*What is expected:*
Give the entries again, exactly as they stand.
'''
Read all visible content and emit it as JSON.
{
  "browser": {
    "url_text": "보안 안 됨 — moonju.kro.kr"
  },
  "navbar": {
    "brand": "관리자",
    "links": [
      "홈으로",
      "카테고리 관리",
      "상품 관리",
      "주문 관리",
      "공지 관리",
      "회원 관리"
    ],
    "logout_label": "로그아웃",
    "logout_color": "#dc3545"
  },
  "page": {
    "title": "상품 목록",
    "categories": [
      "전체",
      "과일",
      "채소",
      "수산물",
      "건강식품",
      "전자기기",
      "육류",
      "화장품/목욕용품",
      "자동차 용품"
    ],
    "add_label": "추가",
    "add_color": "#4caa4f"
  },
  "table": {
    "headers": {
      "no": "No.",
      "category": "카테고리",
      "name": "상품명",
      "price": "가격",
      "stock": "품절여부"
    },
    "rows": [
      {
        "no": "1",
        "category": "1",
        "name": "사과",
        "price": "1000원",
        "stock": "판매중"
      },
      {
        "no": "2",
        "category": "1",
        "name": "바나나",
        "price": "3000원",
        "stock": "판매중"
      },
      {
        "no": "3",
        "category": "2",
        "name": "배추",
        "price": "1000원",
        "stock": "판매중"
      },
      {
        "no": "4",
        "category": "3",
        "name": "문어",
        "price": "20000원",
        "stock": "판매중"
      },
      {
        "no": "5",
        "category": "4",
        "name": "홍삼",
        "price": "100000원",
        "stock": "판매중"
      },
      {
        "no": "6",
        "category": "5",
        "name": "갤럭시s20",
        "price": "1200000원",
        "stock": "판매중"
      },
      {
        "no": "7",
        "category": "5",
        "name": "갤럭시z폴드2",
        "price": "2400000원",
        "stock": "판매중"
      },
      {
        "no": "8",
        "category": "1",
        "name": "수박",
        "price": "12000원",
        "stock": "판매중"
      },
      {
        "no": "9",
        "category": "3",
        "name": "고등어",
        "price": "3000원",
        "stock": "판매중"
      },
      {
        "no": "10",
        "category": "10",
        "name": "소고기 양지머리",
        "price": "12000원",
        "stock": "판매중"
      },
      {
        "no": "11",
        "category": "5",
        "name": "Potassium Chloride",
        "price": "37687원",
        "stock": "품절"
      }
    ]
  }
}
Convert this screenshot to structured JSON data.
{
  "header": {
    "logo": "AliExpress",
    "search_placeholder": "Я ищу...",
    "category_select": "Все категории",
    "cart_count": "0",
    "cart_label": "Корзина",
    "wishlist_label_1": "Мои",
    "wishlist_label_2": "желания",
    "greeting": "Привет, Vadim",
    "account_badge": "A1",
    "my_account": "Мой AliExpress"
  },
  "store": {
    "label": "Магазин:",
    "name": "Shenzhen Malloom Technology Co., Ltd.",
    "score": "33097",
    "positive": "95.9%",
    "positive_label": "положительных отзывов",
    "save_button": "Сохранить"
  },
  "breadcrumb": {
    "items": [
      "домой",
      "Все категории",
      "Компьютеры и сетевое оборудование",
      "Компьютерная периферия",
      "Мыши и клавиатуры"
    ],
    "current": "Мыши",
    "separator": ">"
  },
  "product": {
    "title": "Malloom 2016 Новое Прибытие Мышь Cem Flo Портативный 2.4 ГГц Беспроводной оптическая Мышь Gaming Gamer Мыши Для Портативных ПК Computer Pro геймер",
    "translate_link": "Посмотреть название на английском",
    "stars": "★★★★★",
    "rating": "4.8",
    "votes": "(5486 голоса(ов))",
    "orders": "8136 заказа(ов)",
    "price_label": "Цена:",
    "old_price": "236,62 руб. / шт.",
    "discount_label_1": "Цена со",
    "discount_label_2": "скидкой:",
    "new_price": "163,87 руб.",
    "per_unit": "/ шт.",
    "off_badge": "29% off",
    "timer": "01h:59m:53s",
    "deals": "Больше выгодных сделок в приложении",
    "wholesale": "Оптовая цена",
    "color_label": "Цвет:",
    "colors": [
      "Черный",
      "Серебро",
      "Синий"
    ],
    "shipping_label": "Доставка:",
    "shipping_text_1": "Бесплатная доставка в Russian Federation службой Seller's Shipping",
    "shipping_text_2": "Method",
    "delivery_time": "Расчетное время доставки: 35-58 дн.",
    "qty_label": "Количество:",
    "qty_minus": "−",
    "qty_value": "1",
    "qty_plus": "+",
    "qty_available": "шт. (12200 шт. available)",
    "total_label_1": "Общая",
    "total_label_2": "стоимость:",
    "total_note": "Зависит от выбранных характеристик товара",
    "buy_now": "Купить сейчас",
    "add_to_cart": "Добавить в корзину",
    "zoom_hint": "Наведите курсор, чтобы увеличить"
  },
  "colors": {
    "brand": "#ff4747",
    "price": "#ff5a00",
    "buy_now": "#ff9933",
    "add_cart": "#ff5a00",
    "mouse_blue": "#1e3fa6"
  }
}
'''
*Written response:*
Read all visible content and emit it as JSON.
{
  "browser": {
    "url_text": "보안 안 됨 — moonju.kro.kr"
  },
  "navbar": {
    "brand": "관리자",
    "links": [
      "홈으로",
      "카테고리 관리",
      "상품 관리",
      "주문 관리",
      "공지 관리",
      "회원 관리"
    ],
    "logout_label": "로그아웃",
    "logout_color": "#dc3545"
  },
  "page": {
    "title": "상품 목록",
    "categories": [
      "전체",
      "과일",
      "채소",
      "수산물",
      "건강식품",
      "전자기기",
      "육류",
      "화장품/목욕용품",
      "자동차 용품"
    ],
    "add_label": "추가",
    "add_color": "#4caa4f"
  },
  "table": {
    "headers": {
      "no": "No.",
      "category": "카테고리",
      "name": "상품명",
      "price": "가격",
      "stock": "품절여부"
    },
    "rows": [
      {
        "no": "1",
        "category": "1",
        "name": "사과",
        "price": "1000원",
        "stock": "판매중"
      },
      {
        "no": "2",
        "category": "1",
        "name": "바나나",
        "price": "3000원",
        "stock": "판매중"
      },
      {
        "no": "3",
        "category": "2",
        "name": "배추",
        "price": "1000원",
        "stock": "판매중"
      },
      {
        "no": "4",
        "category": "3",
        "name": "문어",
        "price": "20000원",
        "stock": "판매중"
      },
      {
        "no": "5",
        "category": "4",
        "name": "홍삼",
        "price": "100000원",
        "stock": "판매중"
      },
      {
        "no": "6",
        "category": "5",
        "name": "갤럭시s20",
        "price": "1200000원",
        "stock": "판매중"
      },
      {
        "no": "7",
        "category": "5",
        "name": "갤럭시z폴드2",
        "price": "2400000원",
        "stock": "판매중"
      },
      {
        "no": "8",
        "category": "1",
        "name": "수박",
        "price": "12000원",
        "stock": "판매중"
      },
      {
        "no": "9",
        "category": "3",
        "name": "고등어",
        "price": "3000원",
        "stock": "판매중"
      },
      {
        "no": "10",
        "category": "10",
        "name": "소고기 양지머리",
        "price": "12000원",
        "stock": "판매중"
      },
      {
        "no": "11",
        "category": "5",
        "name": "Potassium Chloride",
        "price": "37687원",
        "stock": "품절"
      }
    ]
  }
}
Convert this screenshot to structured JSON data.
{
  "header": {
    "logo": "AliExpress",
    "search_placeholder": "Я ищу...",
    "category_select": "Все категории",
    "cart_count": "0",
    "cart_label": "Корзина",
    "wishlist_label_1": "Мои",
    "wishlist_label_2": "желания",
    "greeting": "Привет, Vadim",
    "account_badge": "A1",
    "my_account": "Мой AliExpress"
  },
  "store": {
    "label": "Магазин:",
    "name": "Shenzhen Malloom Technology Co., Ltd.",
    "score": "33097",
    "positive": "95.9%",
    "positive_label": "положительных отзывов",
    "save_button": "Сохранить"
  },
  "breadcrumb": {
    "items": [
      "домой",
      "Все категории",
      "Компьютеры и сетевое оборудование",
      "Компьютерная периферия",
      "Мыши и клавиатуры"
    ],
    "current": "Мыши",
    "separator": ">"
  },
  "product": {
    "title": "Malloom 2016 Новое Прибытие Мышь Cem Flo Портативный 2.4 ГГц Беспроводной оптическая Мышь Gaming Gamer Мыши Для Портативных ПК Computer Pro геймер",
    "translate_link": "Посмотреть название на английском",
    "stars": "★★★★★",
    "rating": "4.8",
    "votes": "(5486 голоса(ов))",
    "orders": "8136 заказа(ов)",
    "price_label": "Цена:",
    "old_price": "236,62 руб. / шт.",
    "discount_label_1": "Цена со",
    "discount_label_2": "скидкой:",
    "new_price": "163,87 руб.",
    "per_unit": "/ шт.",
    "off_badge": "29% off",
    "timer": "01h:59m:53s",
    "deals": "Больше выгодных сделок в приложении",
    "wholesale": "Оптовая цена",
    "color_label": "Цвет:",
    "colors": [
      "Черный",
      "Серебро",
      "Синий"
    ],
    "shipping_label": "Доставка:",
    "shipping_text_1": "Бесплатная доставка в Russian Federation службой Seller's Shipping",
    "shipping_text_2": "Method",
    "delivery_time": "Расчетное время доставки: 35-58 дн.",
    "qty_label": "Количество:",
    "qty_minus": "−",
    "qty_value": "1",
    "qty_plus": "+",
    "qty_available": "шт. (12200 шт. available)",
    "total_label_1": "Общая",
    "total_label_2": "стоимость:",
    "total_note": "Зависит от выбранных характеристик товара",
    "buy_now": "Купить сейчас",
    "add_to_cart": "Добавить в корзину",
    "zoom_hint": "Наведите курсор, чтобы увеличить"
  },
  "colors": {
    "brand": "#ff4747",
    "price": "#ff5a00",
    "buy_now": "#ff9933",
    "add_cart": "#ff5a00",
    "mouse_blue": "#1e3fa6"
  }
}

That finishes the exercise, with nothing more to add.